Fiat currency is a historically recent invention, and it’s crucial to understand how fintech has evolved alongside fiat money. The relationship between fiat money and its current technology is an important topic.
To be more specific, let’s start with gold. Gold has been used as a store of value for thousands of years because its scarcity makes it a relatively valuable asset. Still, the concept of fiat money is much younger: it wasn’t until the late Middle Ages when European monarchs began to embrace this new form of currency. This was done in response to the lack of coinage which accompanied increased trade activity across Europe. These monarchs would issue their own “coins” with their face stamped on them, creating paper money in essence (fiat money).
The main problem with gold-backed currencies was that there simply wasn’t enough gold to go around, causing national economies to become unstable. This was particularly true after World War II when Allied forces demanded large amounts of gold from Germany as reparations, creating an imbalance and eventually leading to the collapse of the German economy after World War I.
As a society, we rely on our currency to be reliable and secure. We trust the value of our currency, and know that it can be used as payment for goods or services. This is how we measure wealth, and how we facilitate trade. Our current forms of currency are fiat currencies – they have no intrinsic value and their value is based on a central authority. The most common forms of fiat currency include cash, checks/cheques, credit, and debit cards.

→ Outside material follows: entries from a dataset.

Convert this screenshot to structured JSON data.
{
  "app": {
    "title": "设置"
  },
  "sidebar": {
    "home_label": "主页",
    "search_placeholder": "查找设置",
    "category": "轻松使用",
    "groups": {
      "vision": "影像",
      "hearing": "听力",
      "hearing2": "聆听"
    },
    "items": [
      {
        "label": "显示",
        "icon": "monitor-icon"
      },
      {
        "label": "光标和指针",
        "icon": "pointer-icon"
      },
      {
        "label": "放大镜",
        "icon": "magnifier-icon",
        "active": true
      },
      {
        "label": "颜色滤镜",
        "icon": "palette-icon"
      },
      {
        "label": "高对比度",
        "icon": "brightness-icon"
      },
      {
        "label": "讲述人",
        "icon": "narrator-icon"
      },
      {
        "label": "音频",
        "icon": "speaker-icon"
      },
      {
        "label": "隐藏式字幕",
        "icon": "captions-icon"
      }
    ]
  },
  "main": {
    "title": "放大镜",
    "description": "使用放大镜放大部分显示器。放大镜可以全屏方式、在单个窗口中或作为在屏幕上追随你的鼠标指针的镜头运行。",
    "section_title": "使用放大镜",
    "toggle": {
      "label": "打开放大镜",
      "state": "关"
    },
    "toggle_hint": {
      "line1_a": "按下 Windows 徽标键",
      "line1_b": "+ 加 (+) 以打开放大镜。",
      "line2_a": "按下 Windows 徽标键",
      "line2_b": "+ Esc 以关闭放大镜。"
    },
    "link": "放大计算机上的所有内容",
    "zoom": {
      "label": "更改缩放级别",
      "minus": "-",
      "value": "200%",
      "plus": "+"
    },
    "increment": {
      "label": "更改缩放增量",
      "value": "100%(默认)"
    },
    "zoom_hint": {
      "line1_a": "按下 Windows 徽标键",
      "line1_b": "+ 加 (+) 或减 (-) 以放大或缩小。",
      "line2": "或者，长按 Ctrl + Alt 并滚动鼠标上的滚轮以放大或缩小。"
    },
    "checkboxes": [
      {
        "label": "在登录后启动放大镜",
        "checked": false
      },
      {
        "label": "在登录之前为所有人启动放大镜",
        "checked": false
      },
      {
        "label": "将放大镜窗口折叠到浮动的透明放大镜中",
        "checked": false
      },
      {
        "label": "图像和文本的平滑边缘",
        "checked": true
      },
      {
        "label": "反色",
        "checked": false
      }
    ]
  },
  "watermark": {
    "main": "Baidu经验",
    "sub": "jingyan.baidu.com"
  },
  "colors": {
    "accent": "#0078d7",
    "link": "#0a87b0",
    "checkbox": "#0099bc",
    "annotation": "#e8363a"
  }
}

We’ve seen the evolution of currency over time (a great example of this is explained in this infographic from MoneyPug). Fiat currency has taken on many different forms over the years, including leather money in China and paper money in Europe. It would not be surprising to see another shift in currency again as people become more comfortable with cryptocurrency.

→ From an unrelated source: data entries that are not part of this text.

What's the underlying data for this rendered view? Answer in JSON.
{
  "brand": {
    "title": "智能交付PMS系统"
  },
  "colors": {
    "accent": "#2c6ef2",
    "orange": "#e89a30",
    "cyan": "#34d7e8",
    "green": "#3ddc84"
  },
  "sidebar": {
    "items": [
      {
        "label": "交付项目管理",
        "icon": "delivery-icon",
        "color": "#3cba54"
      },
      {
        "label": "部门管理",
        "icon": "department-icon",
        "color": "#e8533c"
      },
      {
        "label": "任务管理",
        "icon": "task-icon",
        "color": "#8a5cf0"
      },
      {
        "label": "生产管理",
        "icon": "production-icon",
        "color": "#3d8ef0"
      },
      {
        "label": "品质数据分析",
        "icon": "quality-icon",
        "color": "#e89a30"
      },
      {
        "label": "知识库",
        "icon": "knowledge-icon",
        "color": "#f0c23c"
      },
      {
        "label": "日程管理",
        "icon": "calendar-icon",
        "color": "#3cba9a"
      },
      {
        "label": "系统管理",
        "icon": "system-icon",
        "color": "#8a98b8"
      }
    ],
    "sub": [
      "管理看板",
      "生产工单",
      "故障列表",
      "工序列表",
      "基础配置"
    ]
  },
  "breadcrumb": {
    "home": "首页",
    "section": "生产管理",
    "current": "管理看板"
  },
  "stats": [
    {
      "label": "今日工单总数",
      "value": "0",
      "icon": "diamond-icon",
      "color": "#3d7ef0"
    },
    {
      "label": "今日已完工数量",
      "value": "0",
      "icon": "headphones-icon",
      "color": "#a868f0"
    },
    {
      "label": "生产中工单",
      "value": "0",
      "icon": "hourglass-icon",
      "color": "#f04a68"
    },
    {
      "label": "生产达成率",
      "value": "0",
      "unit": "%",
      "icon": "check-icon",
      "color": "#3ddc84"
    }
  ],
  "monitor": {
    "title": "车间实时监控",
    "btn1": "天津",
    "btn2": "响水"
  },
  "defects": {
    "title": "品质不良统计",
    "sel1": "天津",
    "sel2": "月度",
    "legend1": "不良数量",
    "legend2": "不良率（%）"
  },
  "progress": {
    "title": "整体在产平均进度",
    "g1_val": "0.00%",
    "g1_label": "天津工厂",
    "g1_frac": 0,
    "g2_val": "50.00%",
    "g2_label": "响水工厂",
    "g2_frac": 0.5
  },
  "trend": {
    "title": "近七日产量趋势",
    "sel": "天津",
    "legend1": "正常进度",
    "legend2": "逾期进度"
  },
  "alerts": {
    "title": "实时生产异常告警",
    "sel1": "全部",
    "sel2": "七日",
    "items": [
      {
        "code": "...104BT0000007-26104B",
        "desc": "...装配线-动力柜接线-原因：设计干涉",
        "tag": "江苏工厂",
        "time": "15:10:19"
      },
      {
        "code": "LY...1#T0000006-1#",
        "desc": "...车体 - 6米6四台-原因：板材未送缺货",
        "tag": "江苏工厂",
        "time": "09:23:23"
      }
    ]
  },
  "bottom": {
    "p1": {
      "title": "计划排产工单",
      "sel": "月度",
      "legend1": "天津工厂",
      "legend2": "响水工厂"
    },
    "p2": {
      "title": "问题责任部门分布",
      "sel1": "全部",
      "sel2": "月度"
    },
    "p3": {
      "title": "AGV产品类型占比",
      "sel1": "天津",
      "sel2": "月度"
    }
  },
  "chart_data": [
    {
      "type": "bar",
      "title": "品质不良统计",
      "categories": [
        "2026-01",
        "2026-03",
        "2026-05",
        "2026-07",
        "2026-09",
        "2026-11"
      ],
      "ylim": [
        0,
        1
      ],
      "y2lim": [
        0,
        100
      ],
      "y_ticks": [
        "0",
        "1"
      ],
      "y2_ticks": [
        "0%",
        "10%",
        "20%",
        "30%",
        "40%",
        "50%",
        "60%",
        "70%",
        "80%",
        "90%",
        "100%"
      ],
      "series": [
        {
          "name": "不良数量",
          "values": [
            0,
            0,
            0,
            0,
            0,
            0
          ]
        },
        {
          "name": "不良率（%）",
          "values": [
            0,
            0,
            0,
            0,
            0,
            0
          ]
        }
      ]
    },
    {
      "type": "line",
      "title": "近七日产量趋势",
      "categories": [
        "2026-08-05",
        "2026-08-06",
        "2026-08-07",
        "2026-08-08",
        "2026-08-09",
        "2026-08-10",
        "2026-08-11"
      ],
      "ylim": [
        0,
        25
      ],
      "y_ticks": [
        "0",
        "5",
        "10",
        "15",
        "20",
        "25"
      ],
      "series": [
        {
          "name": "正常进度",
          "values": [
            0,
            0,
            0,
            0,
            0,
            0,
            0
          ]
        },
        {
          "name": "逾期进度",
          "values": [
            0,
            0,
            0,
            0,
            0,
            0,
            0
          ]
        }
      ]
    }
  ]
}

Cryptocurrency is a decentralized digital asset designed to work as a medium of exchange that uses strong cryptography to secure financial transactions, control the creation of additional units, and verify the transfer of assets. Cryptocurrency is not regulated or controlled by any one administrator. Instead, it relies on the network itself for security (the “crypto” in cryptocurrency refers to cryptography – the use of encrypted data). The first decentralized cryptocurrency was Bitcoin which was invented by Satoshi
Currencies have always been a part of human history. Humans have traded goods and services for thousands of years and have used various means to exchange value. From the beginning of time, humans have used bartering to trade items as a form of currency. Bartering has become a part of our everyday lives as we buy and sell goods and services in exchange for something else. The act of exchanging one item or service for another is referred to as bartering. It is important to understand the origin and evolution of currencies in order to understand what digital currencies are today.